UGK’s Bun B provides more context as to why the thumping rap music below the Mason-Dixon line sounds the way it does. “I think it’s heavily built around soul music and gospel music, right? Because that is pretty much the soundtrack to the south,” he says in his crisp, deep baritone. A well of knowledge when it comes to Black music, in 2011 he was tapped to be a guest lecturer at Rice University, teaching about the parallels between hip-hop and religion.
“This is the music that we grew up listening to,” he continues, “whether it’s blues, whether it’s more like the Isley Brothers or a Maze kind of thing. Even doing deeper dives, you become more like Creole or Cajun, Zydeco, but also, it’s the way we receive music.” He bridges the gap even more by explaining that New Yorkers have a different reliance on transportation, making the hip-hop based there perfect for noisier, more public transitory experiences. Meanwhile, southern cuts are best for solo trips to the ’hood car wash or any other local errand. The music is indicative of identity.
Megan’s reluctance to share who will appear on her next album is understandable, given the frequency of leaked tracks, last-minute sample snags, and premature news stories. She can provide insight into the overall feel of the project, though. “I feel like [my new album] will be aggressive,” she says. “I feel like this project is definitely something very well thought out. This project is me talking my sh–, getting back comfortable with myself, getting back to the Megan that was on the come-up.” She speaks almost wistfully of that blonde-haired, pinup-style Meg, who made macking feel empowering with Instagram caption–ready lyrics.
Her younger self must be grinning. The sub-genre of women in rap is infamous for petty beefs over clothes and competition. Progressively subverting that played-out trope, Megan focuses on the overall prize, in rap, and in life: self-improvement. “Every time I make a move, I’m like, ‘Okay, how can we be better than Megan last month?’” she says. “‘How can we be better than Megan last year?’” The strive never ends, and the grind follows suit. And we watch every move as this southern princess becomes the coldest to ever do it.

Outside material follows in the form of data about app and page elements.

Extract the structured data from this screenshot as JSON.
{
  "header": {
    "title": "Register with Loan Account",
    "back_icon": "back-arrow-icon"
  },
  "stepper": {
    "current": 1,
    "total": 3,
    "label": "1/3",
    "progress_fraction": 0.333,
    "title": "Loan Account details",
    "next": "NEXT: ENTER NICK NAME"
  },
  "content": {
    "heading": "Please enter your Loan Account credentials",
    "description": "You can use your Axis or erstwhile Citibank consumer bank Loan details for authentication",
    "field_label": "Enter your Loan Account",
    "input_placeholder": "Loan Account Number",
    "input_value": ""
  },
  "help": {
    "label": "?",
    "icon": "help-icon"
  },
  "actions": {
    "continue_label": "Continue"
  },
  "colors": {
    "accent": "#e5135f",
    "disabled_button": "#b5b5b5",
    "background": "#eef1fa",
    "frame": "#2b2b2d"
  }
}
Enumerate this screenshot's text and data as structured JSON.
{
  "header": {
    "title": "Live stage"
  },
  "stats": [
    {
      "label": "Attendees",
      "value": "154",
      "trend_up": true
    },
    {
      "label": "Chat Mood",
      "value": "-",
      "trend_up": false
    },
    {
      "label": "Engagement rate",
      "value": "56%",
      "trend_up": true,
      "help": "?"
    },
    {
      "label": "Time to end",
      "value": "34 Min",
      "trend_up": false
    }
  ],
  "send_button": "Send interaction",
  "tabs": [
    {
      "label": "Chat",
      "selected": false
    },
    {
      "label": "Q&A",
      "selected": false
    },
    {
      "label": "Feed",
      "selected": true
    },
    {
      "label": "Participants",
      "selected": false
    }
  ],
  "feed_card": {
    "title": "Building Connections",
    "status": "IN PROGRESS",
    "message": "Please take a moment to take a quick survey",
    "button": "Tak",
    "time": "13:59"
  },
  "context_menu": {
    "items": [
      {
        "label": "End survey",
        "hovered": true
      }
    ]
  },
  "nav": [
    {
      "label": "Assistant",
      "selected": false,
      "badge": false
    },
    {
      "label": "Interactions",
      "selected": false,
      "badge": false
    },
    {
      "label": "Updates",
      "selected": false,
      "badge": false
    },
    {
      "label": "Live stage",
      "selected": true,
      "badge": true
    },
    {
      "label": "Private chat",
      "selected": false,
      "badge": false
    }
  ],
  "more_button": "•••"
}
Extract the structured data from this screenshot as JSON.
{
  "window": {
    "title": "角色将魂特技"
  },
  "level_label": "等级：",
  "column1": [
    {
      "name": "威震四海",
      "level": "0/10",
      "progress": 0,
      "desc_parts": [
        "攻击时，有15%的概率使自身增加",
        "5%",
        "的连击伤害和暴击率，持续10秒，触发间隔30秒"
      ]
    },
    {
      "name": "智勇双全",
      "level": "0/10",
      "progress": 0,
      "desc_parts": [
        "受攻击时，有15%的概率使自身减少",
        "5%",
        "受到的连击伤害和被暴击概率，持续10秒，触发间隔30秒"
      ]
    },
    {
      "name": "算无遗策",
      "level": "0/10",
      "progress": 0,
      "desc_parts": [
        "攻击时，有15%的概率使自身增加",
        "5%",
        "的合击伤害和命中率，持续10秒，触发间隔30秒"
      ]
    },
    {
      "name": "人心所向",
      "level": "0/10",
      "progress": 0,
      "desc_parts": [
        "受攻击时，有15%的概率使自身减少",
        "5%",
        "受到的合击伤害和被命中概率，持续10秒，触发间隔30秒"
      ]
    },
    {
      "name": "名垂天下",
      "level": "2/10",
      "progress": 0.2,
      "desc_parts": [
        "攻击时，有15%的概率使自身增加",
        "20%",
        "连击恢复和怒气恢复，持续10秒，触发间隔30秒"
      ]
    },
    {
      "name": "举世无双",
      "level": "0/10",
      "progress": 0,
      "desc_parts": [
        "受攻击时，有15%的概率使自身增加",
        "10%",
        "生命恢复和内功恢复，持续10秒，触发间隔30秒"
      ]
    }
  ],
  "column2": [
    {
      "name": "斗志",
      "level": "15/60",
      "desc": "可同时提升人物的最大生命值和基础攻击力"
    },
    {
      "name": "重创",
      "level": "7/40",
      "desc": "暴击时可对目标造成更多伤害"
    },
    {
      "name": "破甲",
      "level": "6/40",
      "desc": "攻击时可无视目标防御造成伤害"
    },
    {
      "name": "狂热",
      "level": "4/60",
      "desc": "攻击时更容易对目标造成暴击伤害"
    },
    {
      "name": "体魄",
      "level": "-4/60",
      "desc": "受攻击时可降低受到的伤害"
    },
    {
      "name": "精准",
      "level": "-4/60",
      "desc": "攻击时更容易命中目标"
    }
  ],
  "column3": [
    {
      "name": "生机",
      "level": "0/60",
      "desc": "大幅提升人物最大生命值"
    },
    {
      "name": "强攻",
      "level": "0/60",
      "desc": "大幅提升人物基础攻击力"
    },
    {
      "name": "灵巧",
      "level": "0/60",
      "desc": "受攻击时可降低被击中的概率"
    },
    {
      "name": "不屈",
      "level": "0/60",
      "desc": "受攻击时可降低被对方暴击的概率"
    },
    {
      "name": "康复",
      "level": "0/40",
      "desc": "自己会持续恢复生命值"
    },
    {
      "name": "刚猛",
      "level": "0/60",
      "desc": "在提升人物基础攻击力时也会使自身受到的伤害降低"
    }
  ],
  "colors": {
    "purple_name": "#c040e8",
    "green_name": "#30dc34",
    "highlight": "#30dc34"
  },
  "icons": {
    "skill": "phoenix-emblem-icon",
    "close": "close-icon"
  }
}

Megan Thee Stallion appears on the September/October 2021 cover of ESSENCE, available on newsstands August 23.